“The purpose of Atonement is to dispel illusions, not to establish them as real and then forgive them.” (T-13.X.6:6)
“Forgiveness is not pity, which but seeks to pardon what it thinks to be the truth. Good cannot be returned for evil, for forgiveness does not first establish sin and then forgive it.” (T-27.II.2:6-7)
“Forgiveness recognizes what you thought your brother did to you has not occurred. It does not pardon sins and make them real. It sees there was no sin. And in that view are all your sins forgiven. What is sin, except a false idea about God’s Son? Forgiveness merely sees its falsity, and therefore lets it go. What then is free to take its place is now the Will of God.” (W-pII.1.1:1-7)
“Forgiveness, on the other hand, is still, and quietly does nothing. It offends no aspect of reality, nor seeks to twist it to appearances it likes. It merely looks, and waits, and judges not.” (W-pII.1.4:1-3)
ACCORDING TO ACIM, YOUR SALVATION LIES IN YOUR FORGIVENESS
“Salvation and forgiveness are the same.” (W-99.1:1)
Salvation in short, is attained through the practice of forgiveness, which systematically heals our mind by progressively erasing our belief in sin (guilt and fear). Given it is our mind that cherishes the belief in sin, it is our mind we have to change.
What this translates to in practice is changing how we think: how we interpret ourselves, others, and everything in the world of form that seems to be our reality. This is what gives way to the internal experience of peace.
“Through your forgiveness does the truth about yourself return to your memory. Therefore, in your forgiveness lies your salvation.” (W-62.1:4-5)
ACIM AND CHRISTIANITY: SAME IDEAS DIFFERENT TEACHINGS
All in all, the theory of ACIM makes one thing clear: ACIM and Christianity are not similar teachings. ACIM uses traditional Christian terms and concepts in a revised fashion that leads to very different conclusions.
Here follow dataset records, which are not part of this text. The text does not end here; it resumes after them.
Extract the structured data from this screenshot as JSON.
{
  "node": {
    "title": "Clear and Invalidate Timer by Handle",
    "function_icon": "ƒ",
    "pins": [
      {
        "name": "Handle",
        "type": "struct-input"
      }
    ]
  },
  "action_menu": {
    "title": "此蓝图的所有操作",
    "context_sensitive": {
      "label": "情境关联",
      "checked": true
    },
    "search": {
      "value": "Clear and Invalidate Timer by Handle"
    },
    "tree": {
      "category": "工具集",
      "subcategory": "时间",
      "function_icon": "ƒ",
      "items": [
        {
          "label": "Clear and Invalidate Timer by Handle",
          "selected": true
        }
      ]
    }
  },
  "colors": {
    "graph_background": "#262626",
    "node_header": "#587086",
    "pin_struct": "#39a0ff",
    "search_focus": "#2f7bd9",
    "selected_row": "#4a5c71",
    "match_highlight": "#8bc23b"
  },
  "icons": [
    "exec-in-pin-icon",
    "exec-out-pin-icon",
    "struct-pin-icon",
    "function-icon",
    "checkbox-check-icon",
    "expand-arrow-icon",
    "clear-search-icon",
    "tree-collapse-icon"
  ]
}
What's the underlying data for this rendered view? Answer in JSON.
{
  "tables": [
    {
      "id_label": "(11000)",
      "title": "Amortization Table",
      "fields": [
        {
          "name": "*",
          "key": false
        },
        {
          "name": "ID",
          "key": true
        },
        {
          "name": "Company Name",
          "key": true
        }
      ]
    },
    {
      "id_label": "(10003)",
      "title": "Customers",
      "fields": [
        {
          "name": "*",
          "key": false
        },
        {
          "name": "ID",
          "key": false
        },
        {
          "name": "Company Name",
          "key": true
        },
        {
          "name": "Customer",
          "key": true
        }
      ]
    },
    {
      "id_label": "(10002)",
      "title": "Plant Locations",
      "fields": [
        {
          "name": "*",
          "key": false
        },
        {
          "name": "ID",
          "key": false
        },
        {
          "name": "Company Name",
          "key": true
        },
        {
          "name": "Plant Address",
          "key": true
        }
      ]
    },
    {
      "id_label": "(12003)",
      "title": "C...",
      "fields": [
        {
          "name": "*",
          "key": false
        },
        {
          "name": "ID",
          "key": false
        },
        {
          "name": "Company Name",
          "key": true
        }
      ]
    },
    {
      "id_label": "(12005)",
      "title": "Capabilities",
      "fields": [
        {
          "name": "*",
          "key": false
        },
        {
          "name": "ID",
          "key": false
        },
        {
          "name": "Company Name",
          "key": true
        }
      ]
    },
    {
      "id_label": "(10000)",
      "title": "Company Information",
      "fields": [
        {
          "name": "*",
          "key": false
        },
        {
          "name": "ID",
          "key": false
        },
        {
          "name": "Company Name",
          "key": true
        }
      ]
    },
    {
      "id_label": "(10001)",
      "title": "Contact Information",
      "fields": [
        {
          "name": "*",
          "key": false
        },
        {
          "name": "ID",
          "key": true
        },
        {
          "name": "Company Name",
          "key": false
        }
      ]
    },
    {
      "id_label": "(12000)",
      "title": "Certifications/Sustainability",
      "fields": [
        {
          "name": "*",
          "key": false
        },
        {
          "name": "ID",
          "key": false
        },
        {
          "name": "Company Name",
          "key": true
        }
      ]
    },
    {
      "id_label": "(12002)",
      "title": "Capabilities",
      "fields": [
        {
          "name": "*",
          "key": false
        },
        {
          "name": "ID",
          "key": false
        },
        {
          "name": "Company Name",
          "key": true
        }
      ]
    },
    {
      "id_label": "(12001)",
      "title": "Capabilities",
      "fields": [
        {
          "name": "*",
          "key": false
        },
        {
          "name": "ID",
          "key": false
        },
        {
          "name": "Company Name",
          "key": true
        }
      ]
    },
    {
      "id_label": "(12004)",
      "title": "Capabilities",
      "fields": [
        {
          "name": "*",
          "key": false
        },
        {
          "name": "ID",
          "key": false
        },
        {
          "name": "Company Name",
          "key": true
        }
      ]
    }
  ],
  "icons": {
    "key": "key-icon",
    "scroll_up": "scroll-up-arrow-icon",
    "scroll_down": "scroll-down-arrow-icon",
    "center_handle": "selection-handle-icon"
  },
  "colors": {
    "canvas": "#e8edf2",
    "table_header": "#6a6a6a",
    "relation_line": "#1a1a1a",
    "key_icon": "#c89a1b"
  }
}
*This concludes the first part of the 4-part series titled, “ACIM & Christianity.” Please click on the arrow below to continue reading the second article in this series.